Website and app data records
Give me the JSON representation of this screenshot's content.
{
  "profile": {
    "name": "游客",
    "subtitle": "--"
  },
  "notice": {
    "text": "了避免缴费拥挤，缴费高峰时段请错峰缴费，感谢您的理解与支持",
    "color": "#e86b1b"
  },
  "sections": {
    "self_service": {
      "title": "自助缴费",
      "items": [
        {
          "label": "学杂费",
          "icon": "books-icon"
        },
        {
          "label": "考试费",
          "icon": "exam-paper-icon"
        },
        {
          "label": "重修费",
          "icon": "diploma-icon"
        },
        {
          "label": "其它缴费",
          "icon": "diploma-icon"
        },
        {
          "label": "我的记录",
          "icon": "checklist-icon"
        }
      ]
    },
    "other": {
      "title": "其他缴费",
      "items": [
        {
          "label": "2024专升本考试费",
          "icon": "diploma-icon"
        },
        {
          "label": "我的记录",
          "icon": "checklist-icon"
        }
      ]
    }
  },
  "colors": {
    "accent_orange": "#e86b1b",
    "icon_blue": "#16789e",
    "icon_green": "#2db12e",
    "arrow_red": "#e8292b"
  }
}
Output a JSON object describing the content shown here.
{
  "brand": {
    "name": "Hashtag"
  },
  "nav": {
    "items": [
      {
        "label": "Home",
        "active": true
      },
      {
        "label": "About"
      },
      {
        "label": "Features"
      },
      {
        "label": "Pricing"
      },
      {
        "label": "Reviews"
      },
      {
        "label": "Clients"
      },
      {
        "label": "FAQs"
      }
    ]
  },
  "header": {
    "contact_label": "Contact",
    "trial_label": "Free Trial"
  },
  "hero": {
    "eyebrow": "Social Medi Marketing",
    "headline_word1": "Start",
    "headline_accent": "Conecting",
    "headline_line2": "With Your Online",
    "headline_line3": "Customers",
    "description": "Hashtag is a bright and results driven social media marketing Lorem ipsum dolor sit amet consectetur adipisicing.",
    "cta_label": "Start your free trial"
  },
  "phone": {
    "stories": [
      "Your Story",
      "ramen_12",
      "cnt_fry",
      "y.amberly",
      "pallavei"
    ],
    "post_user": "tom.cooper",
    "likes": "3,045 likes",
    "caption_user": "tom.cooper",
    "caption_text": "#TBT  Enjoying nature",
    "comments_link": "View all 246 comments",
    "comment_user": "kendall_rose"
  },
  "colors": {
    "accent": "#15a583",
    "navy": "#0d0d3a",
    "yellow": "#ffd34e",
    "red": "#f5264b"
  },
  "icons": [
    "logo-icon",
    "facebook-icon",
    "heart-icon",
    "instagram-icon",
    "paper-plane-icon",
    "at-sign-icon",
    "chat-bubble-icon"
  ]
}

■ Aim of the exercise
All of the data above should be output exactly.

■ Result of the exercise
Give me the JSON representation of this screenshot's content.
{
  "profile": {
    "name": "游客",
    "subtitle": "--"
  },
  "notice": {
    "text": "了避免缴费拥挤，缴费高峰时段请错峰缴费，感谢您的理解与支持",
    "color": "#e86b1b"
  },
  "sections": {
    "self_service": {
      "title": "自助缴费",
      "items": [
        {
          "label": "学杂费",
          "icon": "books-icon"
        },
        {
          "label": "考试费",
          "icon": "exam-paper-icon"
        },
        {
          "label": "重修费",
          "icon": "diploma-icon"
        },
        {
          "label": "其它缴费",
          "icon": "diploma-icon"
        },
        {
          "label": "我的记录",
          "icon": "checklist-icon"
        }
      ]
    },
    "other": {
      "title": "其他缴费",
      "items": [
        {
          "label": "2024专升本考试费",
          "icon": "diploma-icon"
        },
        {
          "label": "我的记录",
          "icon": "checklist-icon"
        }
      ]
    }
  },
  "colors": {
    "accent_orange": "#e86b1b",
    "icon_blue": "#16789e",
    "icon_green": "#2db12e",
    "arrow_red": "#e8292b"
  }
}
Output a JSON object describing the content shown here.
{
  "brand": {
    "name": "Hashtag"
  },
  "nav": {
    "items": [
      {
        "label": "Home",
        "active": true
      },
      {
        "label": "About"
      },
      {
        "label": "Features"
      },
      {
        "label": "Pricing"
      },
      {
        "label": "Reviews"
      },
      {
        "label": "Clients"
      },
      {
        "label": "FAQs"
      }
    ]
  },
  "header": {
    "contact_label": "Contact",
    "trial_label": "Free Trial"
  },
  "hero": {
    "eyebrow": "Social Medi Marketing",
    "headline_word1": "Start",
    "headline_accent": "Conecting",
    "headline_line2": "With Your Online",
    "headline_line3": "Customers",
    "description": "Hashtag is a bright and results driven social media marketing Lorem ipsum dolor sit amet consectetur adipisicing.",
    "cta_label": "Start your free trial"
  },
  "phone": {
    "stories": [
      "Your Story",
      "ramen_12",
      "cnt_fry",
      "y.amberly",
      "pallavei"
    ],
    "post_user": "tom.cooper",
    "likes": "3,045 likes",
    "caption_user": "tom.cooper",
    "caption_text": "#TBT  Enjoying nature",
    "comments_link": "View all 246 comments",
    "comment_user": "kendall_rose"
  },
  "colors": {
    "accent": "#15a583",
    "navy": "#0d0d3a",
    "yellow": "#ffd34e",
    "red": "#f5264b"
  },
  "icons": [
    "logo-icon",
    "facebook-icon",
    "heart-icon",
    "instagram-icon",
    "paper-plane-icon",
    "at-sign-icon",
    "chat-bubble-icon"
  ]
}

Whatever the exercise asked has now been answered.